Cathy C.

Cathy adopted her seven-year-old daughter Erin when Erin was 3. Cathy immediately became Erin’s strongest advocate even before the adoption was finalized. Having spent her entire career as a teacher of children who are deaf and hard of hearing, Cathy was confident that she could help Erin, who is hearing impaired. They started with cochlear implants, teaching sign language and, finally, Cathy successfully advocated for Erin to learn spoken English in school. As doctor appointments revealed additional, more complex medical needs, Cathy and Erin took it one step at a time. They relied on each other, a network of supportive friends and “Girl Power!”

Gonzales Family

Heather and Ben Gonzales had been foster parents for eight years when a group of five siblings were placed with them. They had no intention of adopting, but when the siblings they had cared for were available for adoption, Heather and Ben knew they had to adopt and keep the kids together. Keeping siblings together is so important, Heather says, because siblings are the only stability children who have been in foster care can count on. For the Gonzales family, adoption and foster care run in the family. The Gonzales children have two other biological siblings who were both adopted by Ben and Heather’s relatives.

McRae Family

Olive and Sean McRae had been married for nearly a decade when they adopted their son Jake. Olive had always been interested in adoption, but it was seeing his own sister adopt a child that opened Sean up to what he describes as the “beauty of foster care and adoption.” Both teachers, Olive and Sean understood that Jake would need time to adjust to their Elbert home as well as additional supports to encourage attachment and bonding. They educated themselves and actively sought training to better understand their son.

Mink Family
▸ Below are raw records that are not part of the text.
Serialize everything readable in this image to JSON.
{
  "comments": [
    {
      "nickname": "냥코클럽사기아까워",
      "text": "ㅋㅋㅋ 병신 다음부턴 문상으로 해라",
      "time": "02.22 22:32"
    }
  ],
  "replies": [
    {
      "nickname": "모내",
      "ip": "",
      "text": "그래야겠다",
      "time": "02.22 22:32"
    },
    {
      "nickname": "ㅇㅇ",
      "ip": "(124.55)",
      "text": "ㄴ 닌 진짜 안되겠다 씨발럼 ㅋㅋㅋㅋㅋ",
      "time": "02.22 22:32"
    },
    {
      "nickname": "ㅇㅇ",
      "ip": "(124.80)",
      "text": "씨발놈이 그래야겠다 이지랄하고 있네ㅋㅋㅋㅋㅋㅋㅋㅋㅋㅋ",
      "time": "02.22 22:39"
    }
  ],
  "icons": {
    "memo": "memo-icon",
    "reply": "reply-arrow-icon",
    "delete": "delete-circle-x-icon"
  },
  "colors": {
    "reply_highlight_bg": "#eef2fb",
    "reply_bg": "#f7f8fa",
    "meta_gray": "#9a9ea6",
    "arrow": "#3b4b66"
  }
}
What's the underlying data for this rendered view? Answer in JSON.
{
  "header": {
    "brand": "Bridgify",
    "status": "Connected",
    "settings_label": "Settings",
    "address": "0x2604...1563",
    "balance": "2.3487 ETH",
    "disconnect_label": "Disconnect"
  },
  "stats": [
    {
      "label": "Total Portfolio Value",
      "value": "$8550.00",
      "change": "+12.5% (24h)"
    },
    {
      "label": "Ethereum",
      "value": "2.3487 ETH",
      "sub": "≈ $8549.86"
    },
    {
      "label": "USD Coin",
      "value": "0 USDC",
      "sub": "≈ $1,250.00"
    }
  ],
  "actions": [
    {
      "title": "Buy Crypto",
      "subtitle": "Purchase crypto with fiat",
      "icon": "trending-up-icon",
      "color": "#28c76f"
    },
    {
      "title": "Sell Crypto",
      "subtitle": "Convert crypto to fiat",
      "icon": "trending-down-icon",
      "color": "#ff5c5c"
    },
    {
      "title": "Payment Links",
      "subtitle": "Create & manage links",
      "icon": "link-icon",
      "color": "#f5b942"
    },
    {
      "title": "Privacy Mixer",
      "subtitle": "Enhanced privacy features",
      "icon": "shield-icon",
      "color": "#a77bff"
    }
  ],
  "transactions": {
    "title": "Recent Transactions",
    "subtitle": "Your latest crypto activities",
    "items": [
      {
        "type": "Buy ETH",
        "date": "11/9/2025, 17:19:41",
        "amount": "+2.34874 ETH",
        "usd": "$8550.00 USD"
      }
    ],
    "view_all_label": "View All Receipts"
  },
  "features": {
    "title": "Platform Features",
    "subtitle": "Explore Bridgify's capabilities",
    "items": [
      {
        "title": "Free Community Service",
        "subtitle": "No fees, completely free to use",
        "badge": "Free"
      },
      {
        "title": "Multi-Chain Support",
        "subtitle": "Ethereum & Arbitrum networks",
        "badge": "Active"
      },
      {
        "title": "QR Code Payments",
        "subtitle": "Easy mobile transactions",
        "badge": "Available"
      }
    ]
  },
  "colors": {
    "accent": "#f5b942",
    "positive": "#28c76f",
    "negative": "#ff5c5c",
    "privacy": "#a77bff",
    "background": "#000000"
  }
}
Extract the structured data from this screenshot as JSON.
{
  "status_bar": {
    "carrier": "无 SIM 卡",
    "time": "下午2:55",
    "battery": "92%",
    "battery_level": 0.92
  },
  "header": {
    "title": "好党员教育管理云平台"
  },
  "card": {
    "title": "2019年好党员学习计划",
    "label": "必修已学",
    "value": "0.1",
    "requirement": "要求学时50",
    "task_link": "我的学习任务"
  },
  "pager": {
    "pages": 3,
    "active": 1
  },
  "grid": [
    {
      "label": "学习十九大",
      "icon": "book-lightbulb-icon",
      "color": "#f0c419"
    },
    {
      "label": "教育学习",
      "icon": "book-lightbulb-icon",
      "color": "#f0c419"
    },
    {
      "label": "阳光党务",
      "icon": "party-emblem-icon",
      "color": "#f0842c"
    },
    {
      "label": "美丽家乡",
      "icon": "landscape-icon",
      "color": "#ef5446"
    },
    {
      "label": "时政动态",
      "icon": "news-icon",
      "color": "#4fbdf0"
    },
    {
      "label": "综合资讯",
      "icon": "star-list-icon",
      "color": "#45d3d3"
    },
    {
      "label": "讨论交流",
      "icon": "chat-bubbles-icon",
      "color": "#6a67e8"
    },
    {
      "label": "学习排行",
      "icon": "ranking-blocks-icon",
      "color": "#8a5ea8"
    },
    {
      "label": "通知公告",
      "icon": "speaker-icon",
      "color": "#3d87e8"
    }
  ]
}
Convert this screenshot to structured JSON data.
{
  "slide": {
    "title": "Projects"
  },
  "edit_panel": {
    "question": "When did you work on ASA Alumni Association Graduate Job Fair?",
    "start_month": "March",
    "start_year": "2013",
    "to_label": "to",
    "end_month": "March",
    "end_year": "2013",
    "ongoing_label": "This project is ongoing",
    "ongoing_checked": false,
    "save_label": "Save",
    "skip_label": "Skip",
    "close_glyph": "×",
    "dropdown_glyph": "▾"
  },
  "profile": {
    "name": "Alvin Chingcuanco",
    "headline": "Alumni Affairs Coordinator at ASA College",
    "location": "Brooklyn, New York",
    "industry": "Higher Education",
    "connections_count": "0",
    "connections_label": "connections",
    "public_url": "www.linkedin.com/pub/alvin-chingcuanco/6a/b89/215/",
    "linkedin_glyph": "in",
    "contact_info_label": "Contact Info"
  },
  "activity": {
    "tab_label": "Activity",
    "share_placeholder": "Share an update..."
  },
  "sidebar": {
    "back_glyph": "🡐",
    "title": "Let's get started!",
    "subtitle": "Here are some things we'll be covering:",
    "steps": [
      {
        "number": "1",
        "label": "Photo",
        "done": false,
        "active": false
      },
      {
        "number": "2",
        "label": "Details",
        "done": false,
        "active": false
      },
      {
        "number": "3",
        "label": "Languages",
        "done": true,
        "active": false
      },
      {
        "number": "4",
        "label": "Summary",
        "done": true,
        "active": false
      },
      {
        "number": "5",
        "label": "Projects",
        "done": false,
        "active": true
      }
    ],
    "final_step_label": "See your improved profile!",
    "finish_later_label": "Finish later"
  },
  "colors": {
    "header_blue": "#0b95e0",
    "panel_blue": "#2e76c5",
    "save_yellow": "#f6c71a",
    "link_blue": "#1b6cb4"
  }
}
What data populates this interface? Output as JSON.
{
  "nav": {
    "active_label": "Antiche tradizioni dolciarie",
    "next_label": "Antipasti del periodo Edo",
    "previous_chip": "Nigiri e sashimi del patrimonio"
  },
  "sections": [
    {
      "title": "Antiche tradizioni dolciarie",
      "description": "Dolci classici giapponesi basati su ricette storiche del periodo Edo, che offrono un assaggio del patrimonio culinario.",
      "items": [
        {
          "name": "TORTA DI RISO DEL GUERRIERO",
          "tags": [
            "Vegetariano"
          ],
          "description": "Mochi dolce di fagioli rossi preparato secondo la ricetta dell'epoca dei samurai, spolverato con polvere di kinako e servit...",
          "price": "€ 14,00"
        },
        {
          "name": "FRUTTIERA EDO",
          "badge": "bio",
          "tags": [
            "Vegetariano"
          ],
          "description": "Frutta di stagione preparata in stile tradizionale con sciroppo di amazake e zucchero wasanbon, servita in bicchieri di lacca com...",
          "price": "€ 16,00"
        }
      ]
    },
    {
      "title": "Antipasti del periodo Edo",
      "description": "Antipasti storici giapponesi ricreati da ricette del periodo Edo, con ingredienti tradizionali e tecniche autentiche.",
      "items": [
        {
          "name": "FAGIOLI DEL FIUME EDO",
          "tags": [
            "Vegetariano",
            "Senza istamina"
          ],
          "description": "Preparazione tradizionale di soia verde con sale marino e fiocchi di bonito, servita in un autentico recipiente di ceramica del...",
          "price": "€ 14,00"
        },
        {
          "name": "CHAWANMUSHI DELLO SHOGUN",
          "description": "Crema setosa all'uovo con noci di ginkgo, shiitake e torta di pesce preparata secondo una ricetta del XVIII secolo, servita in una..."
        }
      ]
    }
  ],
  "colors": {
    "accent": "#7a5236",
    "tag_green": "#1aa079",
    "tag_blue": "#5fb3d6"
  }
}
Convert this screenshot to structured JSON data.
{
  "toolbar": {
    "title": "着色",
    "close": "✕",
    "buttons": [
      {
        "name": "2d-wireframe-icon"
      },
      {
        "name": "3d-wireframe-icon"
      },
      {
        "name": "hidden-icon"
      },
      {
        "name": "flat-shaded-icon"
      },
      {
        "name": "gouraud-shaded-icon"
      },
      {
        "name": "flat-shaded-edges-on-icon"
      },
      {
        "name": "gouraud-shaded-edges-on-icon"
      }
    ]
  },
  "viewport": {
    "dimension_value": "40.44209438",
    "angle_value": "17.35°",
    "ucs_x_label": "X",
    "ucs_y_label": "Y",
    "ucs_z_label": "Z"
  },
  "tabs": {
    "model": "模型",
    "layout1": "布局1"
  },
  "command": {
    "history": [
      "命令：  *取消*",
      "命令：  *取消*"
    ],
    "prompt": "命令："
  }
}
Chris and Noel Mink opened their home to their first adoptive son, Jeremiah when he was 3. Jeremiah became a big brother when his parents adopted his sister Lexi when she was 2.  Next came 16-year-old Autumn, who was adopted on National Adoption Day in 2015. Their commitment to their children’s well-being is one reason that Chris and Noel encourage connections with biological families. The Minks and their children stay in touch with biological families through texting, Facebook and even special occasions such as weddings and holidays.